08.08.2019 | Words by De School
This Sunday in our garden, three friends from Amsterdam, Mehran, Kourosh and Hani, are organising an evening focused on Iranian culture. An initiative that is rooted in their own growing interest in their own background, shared experiences with the few Iranians in their own circle and a growing curiosity to Iran and its culture from the people around them. The result was Doogh Life, named after the savory yoghurt-based drink Doogh, that’s very popular in Iran.
“There weren’t really any Iranian events that represented how we experience our culture, or that showcased the artists in our own field of interest,” Hani says, “There are so many Iranians doing cool things and creating amazing work. Not everything they’re doing is about or related to Iran, as they’re all just musicians and artists expressing themselves. But in a way, it always influences you, as you always take this background with you. It doesn’t need to be very obvious, but it’s always there. Which is something we all experience.”

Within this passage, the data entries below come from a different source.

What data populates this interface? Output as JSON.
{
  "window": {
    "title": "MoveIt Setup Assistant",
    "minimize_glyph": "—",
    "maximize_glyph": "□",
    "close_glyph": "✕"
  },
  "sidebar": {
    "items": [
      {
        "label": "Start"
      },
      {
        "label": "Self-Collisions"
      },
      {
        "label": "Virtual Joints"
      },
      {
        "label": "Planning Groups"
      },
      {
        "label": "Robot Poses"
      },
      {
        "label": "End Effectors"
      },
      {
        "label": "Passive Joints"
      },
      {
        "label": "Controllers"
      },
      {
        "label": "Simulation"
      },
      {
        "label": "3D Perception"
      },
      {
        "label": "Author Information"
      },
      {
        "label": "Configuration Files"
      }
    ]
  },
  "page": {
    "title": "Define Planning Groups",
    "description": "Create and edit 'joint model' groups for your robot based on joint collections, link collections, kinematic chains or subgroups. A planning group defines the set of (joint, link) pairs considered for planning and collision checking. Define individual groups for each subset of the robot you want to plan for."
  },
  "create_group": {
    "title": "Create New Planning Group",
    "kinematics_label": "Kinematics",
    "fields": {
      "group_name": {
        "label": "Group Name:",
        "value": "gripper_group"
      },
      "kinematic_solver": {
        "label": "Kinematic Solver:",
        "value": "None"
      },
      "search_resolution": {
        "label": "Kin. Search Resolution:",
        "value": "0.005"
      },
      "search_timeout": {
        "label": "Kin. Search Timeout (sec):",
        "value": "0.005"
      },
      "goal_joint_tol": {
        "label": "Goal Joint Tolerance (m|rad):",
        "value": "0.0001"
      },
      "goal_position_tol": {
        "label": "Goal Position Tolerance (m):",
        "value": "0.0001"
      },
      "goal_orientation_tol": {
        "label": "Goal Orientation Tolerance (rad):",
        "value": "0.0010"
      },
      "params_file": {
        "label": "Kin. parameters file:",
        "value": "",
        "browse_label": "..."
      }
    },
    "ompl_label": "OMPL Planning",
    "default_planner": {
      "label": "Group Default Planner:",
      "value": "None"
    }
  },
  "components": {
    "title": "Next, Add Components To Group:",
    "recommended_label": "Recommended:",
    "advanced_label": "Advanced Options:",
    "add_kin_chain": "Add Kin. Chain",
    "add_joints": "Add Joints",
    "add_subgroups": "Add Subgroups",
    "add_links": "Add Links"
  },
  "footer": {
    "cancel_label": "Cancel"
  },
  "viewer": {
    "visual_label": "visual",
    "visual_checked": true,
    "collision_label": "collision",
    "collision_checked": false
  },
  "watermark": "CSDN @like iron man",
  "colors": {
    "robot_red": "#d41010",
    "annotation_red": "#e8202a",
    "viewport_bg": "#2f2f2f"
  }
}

Mehran comments: “Our representation of Iranian culture is mostly from our own perception, which is second generation Iranians in the Netherlands. So, our personal Iranian heritage has been heavily influenced by Western or European culture. Kourosh was born here, and Hani and I were born in Iran, but grew up here.”
Kourosh: “In a way it challenges prejudices or assumptions people have about Iranians. We don’t all do calligraphy. In the end, we are all the same everywhere; individuals making art in our own way.”
All three of them noticed a growing interest from people around them who were interested in traveling to Iran. “But still, everybody already has so many assumptions already when travelling there, about the culture, religion, the people. Now we can show everyone how we see it, and represent our culture ourselves,” Mehran says. Hani: “And bringing people together is most important to us as well, it creates a special bond if you can share similar experiences with people.”
Through Doogh Life Mehran, Kourosh and Hani cover different aspects and fragments of their culture; music, art, and food. Young Iranians will be presenting both traditional and “newer” sounds, as hip hop and ambient, including Iranian composer Farid Sheek, who will be performing with his daf (a traditional frame drum), and an ambient set by Rouzbeh Teymouri. Kourosh: “Iran has such a rich musical history, but there’s also a blossoming underground scene of electronic and rap music.”
“Besides music, art is a big part of how the youth in Iran spends their free time; there are no clubs like we have here to go out, so going out with your friends often means visiting a museum,” Mehran says. They collaborated with Amsterdam-based No Man’s Art Gallery on a small exhibition of three Iranian artists. Elnaz Salehi, Mamali Shafahi and Arash Fakhim, will be showing their work, from sculptures to film, in Het Muzieklokaal.
“And poetry is an important part of Iranian culture as well,” Kourosh adds: “We’ve invited poet Sholeh Rezazadeh, which I’m excited about. I saw her perform at a poetry event a while ago, and was so impressed, I asked for her name right away, and am really looking forward to see her perform.” Hani adds: “A while ago I was talking to someone from No Man’s Art Gallery, and asked him why he think all of us are so involved in art. His response was that it’s in the richness of the Persian language. It has so many words and it’s so complicated and descriptive; it’s like poetry.”
Dough Life takes place Sunday August 11th in our garden from 15:00 until 19:00. Besides, art and music, the Iranian kitchen will also be represented through three different traditional dishes.Tickets are available here.